It was really good - the reality of practice was very different to anything I had done before, even on the LPC; you have to increase the speed of your analysis and the rate at which you synthesise new information, as you can’t always spend too long debating the relevant issues and need to come up with an effective and correct solution quickly.
What departments did you train in? What did you like/dislike about the work?
My first seat was in intellectual property, where I ended up qualifying. My second seat was in investment funds, which was a very different discipline to intellectual property; I received good experience of drafting and was also given quite a lot of responsibility. I spent my third seat on secondment to Google, where I did a mix of IP and commercial work – it was really good to experience things from the client’s side. My final seat was in IT and commercial, which helped to further develop my experience in drafting, research and litigation.
Please outline your area of expertise - what might you do in a typical day?
Intellectual property at Baker McKenzie is a broad practice - we cover both contentious and non-contentious IP, so you get to experience a wide range of work. On one day, I might be working on a large transaction, for example, advising a company buying a portfolio of IP assets from another; the next I’ll be working on an IP dispute over ownership or infringement - it is nice to have a varied workload.
How does your work differ now from the work you did as a trainee?
As a trainee, you have to look beyond what you’re doing for the associates, to see if a particular practice area is one that you want to be in for the long term. As an associate, there is a lot more responsibility and you’re a lot more visible both internally and externally. There is also more direct contact with clients.
Highlight of your career to date?
We have an annual football tournament between the firm’s European offices called the Fluency Cup, which I recently came back from. We regularly lose to the Germans - on penalties, as well! The London team came fifth this year, but it was really fun and also a great chance to meet people from the different offices - it’s definitely one of the highlights of the year.
What do you most/least enjoy about your career and why?
We’re generally involved with cutting-edge technology and innovative business models, which is an aspect of the role that I really enjoy. It’s also great to see how intellectual property, which sometimes involves the application of very old laws, applies to these new technologies and developments.
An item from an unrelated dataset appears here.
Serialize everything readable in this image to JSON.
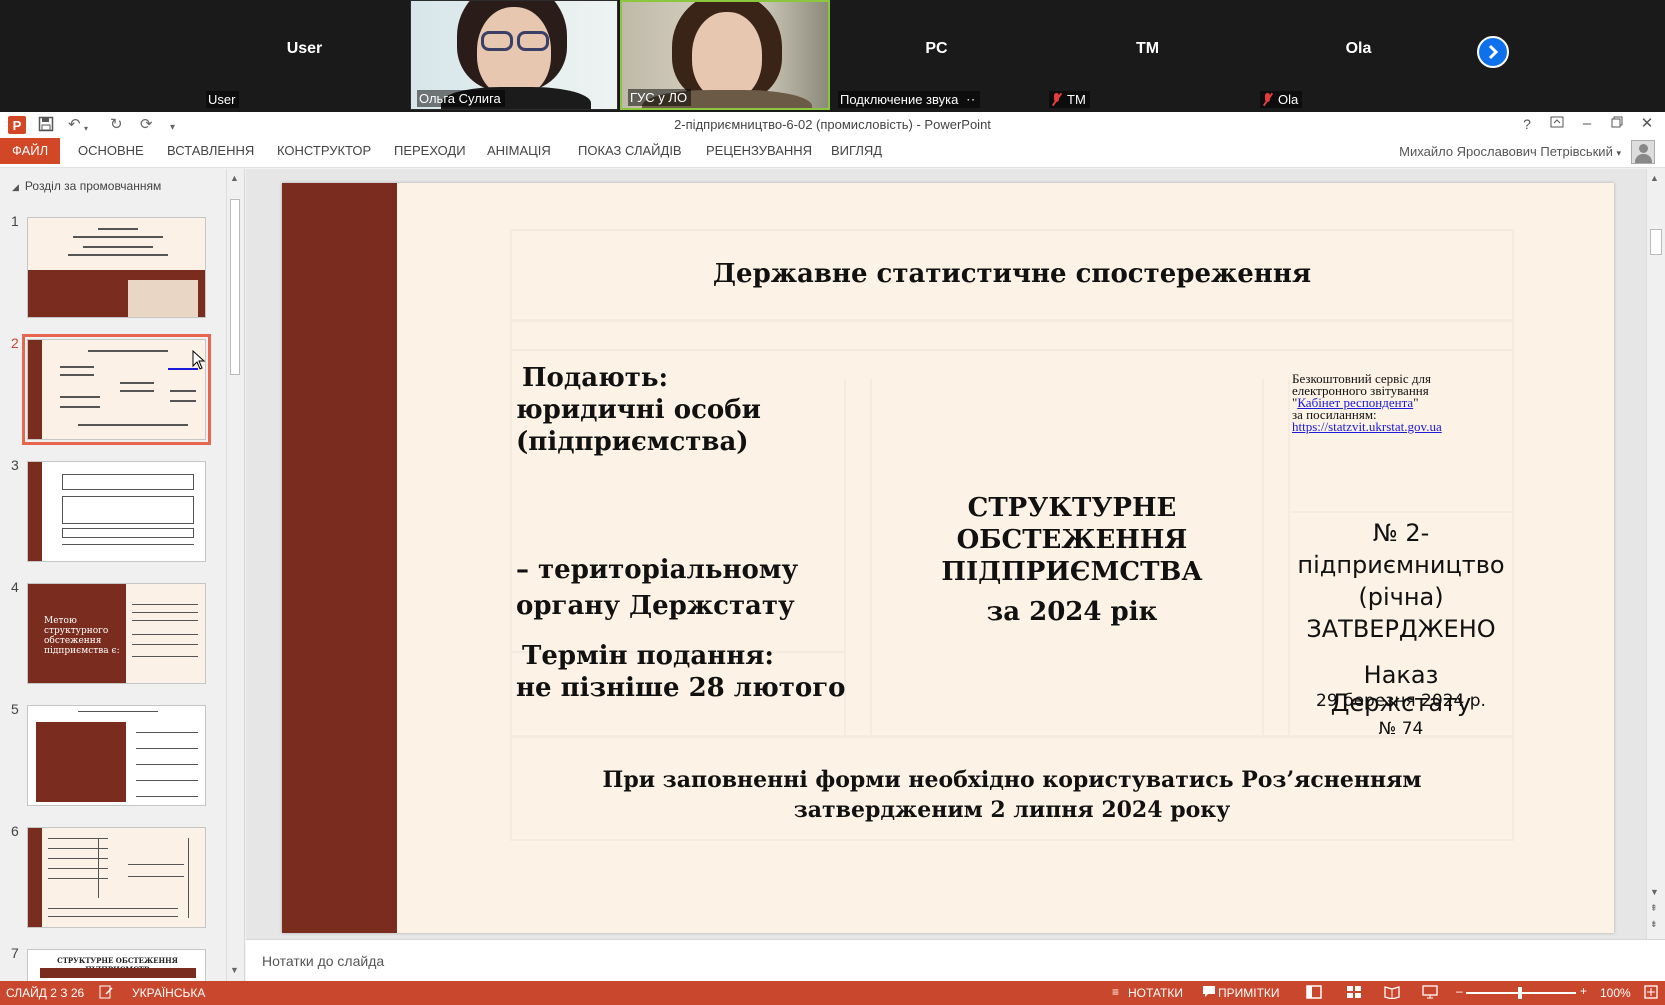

There are always some elements of a case that are less enjoyable than others. At the moment, we are working on a very large piece of litigation and, naturally, it involves a lot of paper and I’ve got bundles coming out of my ears!
What makes your firm stand out from the rest?
It sounds clichéd, but it’s the people; there’s a very friendly atmosphere and I get on with everyone I work with. It was the main thing I was looking for on my different vac schemes, when you can get a good feel for what working with different people every day will be like. My impression of Baker McKenzie was its particularly collegiate atmosphere and that has only been further confirmed since I joined.
Why would you recommend your firm to those currently applying for vac schemes/training contracts?
Definitely - it’s a great place to train and practise, post-qualification.
What skills/strengths do you need to be a top solicitor?
You need to be aware of your client’s objectives and the bigger picture, whatever you are doing. This is often called 'commercial awareness', although I’m not sure that’s the right term. It can be easy to think of a particular legal issue or dispute in an isolated way, but when you look more widely at your client and its market, it can completely change how you should approach the task at hand.
What advice do you have for budding solicitors who are contemplating a career in law?
Read as much current affairs coverage as you can and try to develop an understanding of the areas of business that you are interested in - it will really help you when you come to advising clients and understanding the challenges that they face.
Go to Baker McKenzie's website